Exercise
Exclude the pictures and retype the entries as written.

--- --- ---

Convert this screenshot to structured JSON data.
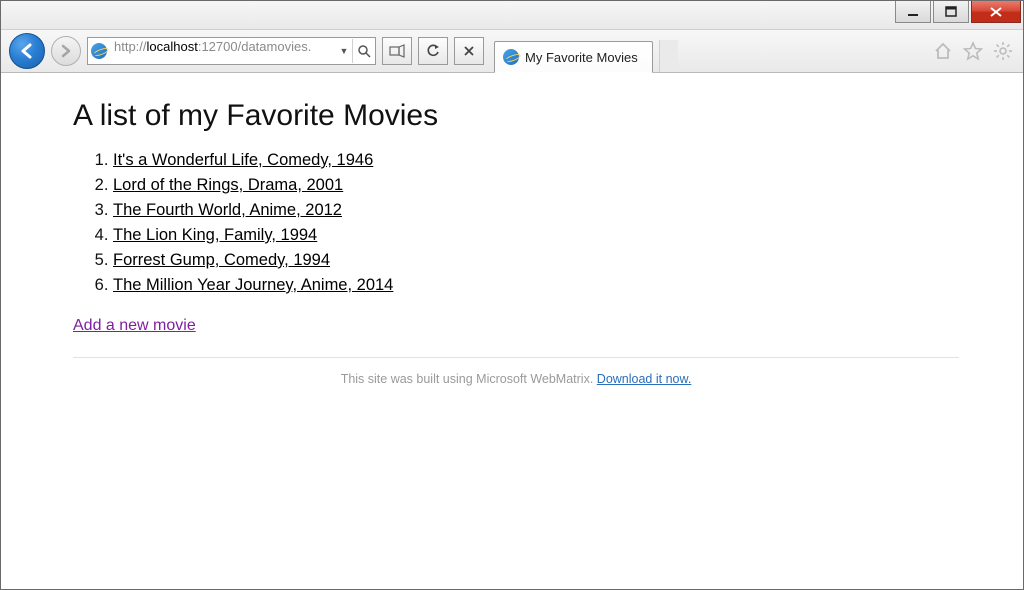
{
  "window": {
    "url_plain": "http://",
    "url_host": "localhost",
    "url_rest": ":12700/datamovies."
  },
  "tab": {
    "title": "My Favorite Movies"
  },
  "page": {
    "heading": "A list of my Favorite Movies",
    "movies": [
      "It's a Wonderful Life, Comedy, 1946",
      "Lord of the Rings, Drama, 2001",
      "The Fourth World, Anime, 2012",
      "The Lion King, Family, 1994",
      "Forrest Gump, Comedy, 1994",
      "The Million Year Journey, Anime, 2014"
    ],
    "add_link": "Add a new movie",
    "footer_text": "This site was built using Microsoft WebMatrix. ",
    "footer_link": "Download it now."
  }
}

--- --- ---

Expected answer
Convert this screenshot to structured JSON data.
{
  "window": {
    "url_plain": "http://",
    "url_host": "localhost",
    "url_rest": ":12700/datamovies."
  },
  "tab": {
    "title": "My Favorite Movies"
  },
  "page": {
    "heading": "A list of my Favorite Movies",
    "movies": [
      "It's a Wonderful Life, Comedy, 1946",
      "Lord of the Rings, Drama, 2001",
      "The Fourth World, Anime, 2012",
      "The Lion King, Family, 1994",
      "Forrest Gump, Comedy, 1994",
      "The Million Year Journey, Anime, 2014"
    ],
    "add_link": "Add a new movie",
    "footer_text": "This site was built using Microsoft WebMatrix. ",
    "footer_link": "Download it now."
  }
}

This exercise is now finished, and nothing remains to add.